*** Entries supplied ***

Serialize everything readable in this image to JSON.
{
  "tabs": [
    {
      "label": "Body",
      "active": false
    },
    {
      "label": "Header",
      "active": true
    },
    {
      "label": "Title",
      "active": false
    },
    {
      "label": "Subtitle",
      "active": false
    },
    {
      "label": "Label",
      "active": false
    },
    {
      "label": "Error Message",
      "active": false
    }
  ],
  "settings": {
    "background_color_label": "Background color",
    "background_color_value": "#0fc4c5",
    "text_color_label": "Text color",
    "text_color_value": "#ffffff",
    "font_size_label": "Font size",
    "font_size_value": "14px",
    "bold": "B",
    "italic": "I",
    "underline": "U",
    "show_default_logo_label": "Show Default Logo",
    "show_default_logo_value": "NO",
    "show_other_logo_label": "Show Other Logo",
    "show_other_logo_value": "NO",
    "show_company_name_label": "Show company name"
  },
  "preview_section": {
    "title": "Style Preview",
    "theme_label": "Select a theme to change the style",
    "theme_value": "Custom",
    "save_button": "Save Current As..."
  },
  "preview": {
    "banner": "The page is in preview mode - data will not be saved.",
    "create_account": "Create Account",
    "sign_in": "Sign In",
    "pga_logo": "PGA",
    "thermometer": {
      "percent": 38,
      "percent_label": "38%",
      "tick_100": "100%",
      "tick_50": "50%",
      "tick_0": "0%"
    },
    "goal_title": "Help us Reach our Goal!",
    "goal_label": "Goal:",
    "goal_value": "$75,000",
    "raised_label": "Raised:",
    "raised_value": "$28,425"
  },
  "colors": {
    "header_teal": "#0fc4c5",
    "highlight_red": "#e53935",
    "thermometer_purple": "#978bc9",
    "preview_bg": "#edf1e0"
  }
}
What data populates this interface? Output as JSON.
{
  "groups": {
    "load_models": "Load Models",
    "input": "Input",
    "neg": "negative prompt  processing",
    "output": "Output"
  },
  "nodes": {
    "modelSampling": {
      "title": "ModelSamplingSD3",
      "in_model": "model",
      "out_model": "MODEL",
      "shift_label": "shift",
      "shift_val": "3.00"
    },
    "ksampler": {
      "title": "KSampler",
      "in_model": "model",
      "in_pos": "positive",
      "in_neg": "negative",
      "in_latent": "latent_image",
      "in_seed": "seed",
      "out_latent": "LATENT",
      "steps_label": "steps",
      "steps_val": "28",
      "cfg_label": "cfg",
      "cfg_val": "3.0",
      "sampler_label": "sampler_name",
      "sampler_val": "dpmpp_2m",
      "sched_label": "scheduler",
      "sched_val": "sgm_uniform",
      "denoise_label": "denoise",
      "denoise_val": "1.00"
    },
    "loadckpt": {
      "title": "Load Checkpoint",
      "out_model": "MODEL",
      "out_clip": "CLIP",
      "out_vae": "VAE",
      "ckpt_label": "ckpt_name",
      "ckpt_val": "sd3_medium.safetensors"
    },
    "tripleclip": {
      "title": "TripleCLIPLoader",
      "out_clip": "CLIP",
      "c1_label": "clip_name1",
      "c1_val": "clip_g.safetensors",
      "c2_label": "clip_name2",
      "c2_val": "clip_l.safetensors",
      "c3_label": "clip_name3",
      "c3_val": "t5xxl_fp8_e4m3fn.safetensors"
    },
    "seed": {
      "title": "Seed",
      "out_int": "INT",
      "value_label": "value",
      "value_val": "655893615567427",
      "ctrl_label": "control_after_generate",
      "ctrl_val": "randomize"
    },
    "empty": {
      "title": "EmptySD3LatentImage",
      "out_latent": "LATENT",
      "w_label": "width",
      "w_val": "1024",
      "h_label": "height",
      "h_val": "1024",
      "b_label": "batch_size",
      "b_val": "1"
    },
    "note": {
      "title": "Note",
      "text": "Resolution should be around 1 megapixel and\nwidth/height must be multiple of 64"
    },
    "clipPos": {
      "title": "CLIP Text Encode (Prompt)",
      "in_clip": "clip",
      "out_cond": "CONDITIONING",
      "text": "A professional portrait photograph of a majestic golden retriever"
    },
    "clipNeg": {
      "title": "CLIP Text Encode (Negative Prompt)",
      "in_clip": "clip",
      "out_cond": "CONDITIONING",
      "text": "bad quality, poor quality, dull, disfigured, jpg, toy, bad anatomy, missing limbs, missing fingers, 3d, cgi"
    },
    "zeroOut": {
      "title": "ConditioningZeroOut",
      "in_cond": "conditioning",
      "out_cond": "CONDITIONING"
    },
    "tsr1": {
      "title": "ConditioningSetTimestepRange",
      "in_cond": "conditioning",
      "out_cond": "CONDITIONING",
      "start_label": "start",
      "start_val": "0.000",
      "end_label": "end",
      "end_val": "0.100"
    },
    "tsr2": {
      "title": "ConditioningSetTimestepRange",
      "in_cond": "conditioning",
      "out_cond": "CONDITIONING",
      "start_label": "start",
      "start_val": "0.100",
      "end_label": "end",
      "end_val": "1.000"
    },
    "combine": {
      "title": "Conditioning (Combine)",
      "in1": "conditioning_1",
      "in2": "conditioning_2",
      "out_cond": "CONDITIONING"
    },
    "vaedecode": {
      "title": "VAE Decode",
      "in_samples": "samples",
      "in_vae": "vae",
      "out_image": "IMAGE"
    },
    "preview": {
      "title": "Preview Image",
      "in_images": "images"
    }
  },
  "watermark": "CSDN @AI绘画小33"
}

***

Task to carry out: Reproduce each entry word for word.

Result of this exercise:
Serialize everything readable in this image to JSON.
{
  "tabs": [
    {
      "label": "Body",
      "active": false
    },
    {
      "label": "Header",
      "active": true
    },
    {
      "label": "Title",
      "active": false
    },
    {
      "label": "Subtitle",
      "active": false
    },
    {
      "label": "Label",
      "active": false
    },
    {
      "label": "Error Message",
      "active": false
    }
  ],
  "settings": {
    "background_color_label": "Background color",
    "background_color_value": "#0fc4c5",
    "text_color_label": "Text color",
    "text_color_value": "#ffffff",
    "font_size_label": "Font size",
    "font_size_value": "14px",
    "bold": "B",
    "italic": "I",
    "underline": "U",
    "show_default_logo_label": "Show Default Logo",
    "show_default_logo_value": "NO",
    "show_other_logo_label": "Show Other Logo",
    "show_other_logo_value": "NO",
    "show_company_name_label": "Show company name"
  },
  "preview_section": {
    "title": "Style Preview",
    "theme_label": "Select a theme to change the style",
    "theme_value": "Custom",
    "save_button": "Save Current As..."
  },
  "preview": {
    "banner": "The page is in preview mode - data will not be saved.",
    "create_account": "Create Account",
    "sign_in": "Sign In",
    "pga_logo": "PGA",
    "thermometer": {
      "percent": 38,
      "percent_label": "38%",
      "tick_100": "100%",
      "tick_50": "50%",
      "tick_0": "0%"
    },
    "goal_title": "Help us Reach our Goal!",
    "goal_label": "Goal:",
    "goal_value": "$75,000",
    "raised_label": "Raised:",
    "raised_value": "$28,425"
  },
  "colors": {
    "header_teal": "#0fc4c5",
    "highlight_red": "#e53935",
    "thermometer_purple": "#978bc9",
    "preview_bg": "#edf1e0"
  }
}
What data populates this interface? Output as JSON.
{
  "groups": {
    "load_models": "Load Models",
    "input": "Input",
    "neg": "negative prompt  processing",
    "output": "Output"
  },
  "nodes": {
    "modelSampling": {
      "title": "ModelSamplingSD3",
      "in_model": "model",
      "out_model": "MODEL",
      "shift_label": "shift",
      "shift_val": "3.00"
    },
    "ksampler": {
      "title": "KSampler",
      "in_model": "model",
      "in_pos": "positive",
      "in_neg": "negative",
      "in_latent": "latent_image",
      "in_seed": "seed",
      "out_latent": "LATENT",
      "steps_label": "steps",
      "steps_val": "28",
      "cfg_label": "cfg",
      "cfg_val": "3.0",
      "sampler_label": "sampler_name",
      "sampler_val": "dpmpp_2m",
      "sched_label": "scheduler",
      "sched_val": "sgm_uniform",
      "denoise_label": "denoise",
      "denoise_val": "1.00"
    },
    "loadckpt": {
      "title": "Load Checkpoint",
      "out_model": "MODEL",
      "out_clip": "CLIP",
      "out_vae": "VAE",
      "ckpt_label": "ckpt_name",
      "ckpt_val": "sd3_medium.safetensors"
    },
    "tripleclip": {
      "title": "TripleCLIPLoader",
      "out_clip": "CLIP",
      "c1_label": "clip_name1",
      "c1_val": "clip_g.safetensors",
      "c2_label": "clip_name2",
      "c2_val": "clip_l.safetensors",
      "c3_label": "clip_name3",
      "c3_val": "t5xxl_fp8_e4m3fn.safetensors"
    },
    "seed": {
      "title": "Seed",
      "out_int": "INT",
      "value_label": "value",
      "value_val": "655893615567427",
      "ctrl_label": "control_after_generate",
      "ctrl_val": "randomize"
    },
    "empty": {
      "title": "EmptySD3LatentImage",
      "out_latent": "LATENT",
      "w_label": "width",
      "w_val": "1024",
      "h_label": "height",
      "h_val": "1024",
      "b_label": "batch_size",
      "b_val": "1"
    },
    "note": {
      "title": "Note",
      "text": "Resolution should be around 1 megapixel and\nwidth/height must be multiple of 64"
    },
    "clipPos": {
      "title": "CLIP Text Encode (Prompt)",
      "in_clip": "clip",
      "out_cond": "CONDITIONING",
      "text": "A professional portrait photograph of a majestic golden retriever"
    },
    "clipNeg": {
      "title": "CLIP Text Encode (Negative Prompt)",
      "in_clip": "clip",
      "out_cond": "CONDITIONING",
      "text": "bad quality, poor quality, dull, disfigured, jpg, toy, bad anatomy, missing limbs, missing fingers, 3d, cgi"
    },
    "zeroOut": {
      "title": "ConditioningZeroOut",
      "in_cond": "conditioning",
      "out_cond": "CONDITIONING"
    },
    "tsr1": {
      "title": "ConditioningSetTimestepRange",
      "in_cond": "conditioning",
      "out_cond": "CONDITIONING",
      "start_label": "start",
      "start_val": "0.000",
      "end_label": "end",
      "end_val": "0.100"
    },
    "tsr2": {
      "title": "ConditioningSetTimestepRange",
      "in_cond": "conditioning",
      "out_cond": "CONDITIONING",
      "start_label": "start",
      "start_val": "0.100",
      "end_label": "end",
      "end_val": "1.000"
    },
    "combine": {
      "title": "Conditioning (Combine)",
      "in1": "conditioning_1",
      "in2": "conditioning_2",
      "out_cond": "CONDITIONING"
    },
    "vaedecode": {
      "title": "VAE Decode",
      "in_samples": "samples",
      "in_vae": "vae",
      "out_image": "IMAGE"
    },
    "preview": {
      "title": "Preview Image",
      "in_images": "images"
    }
  },
  "watermark": "CSDN @AI绘画小33"
}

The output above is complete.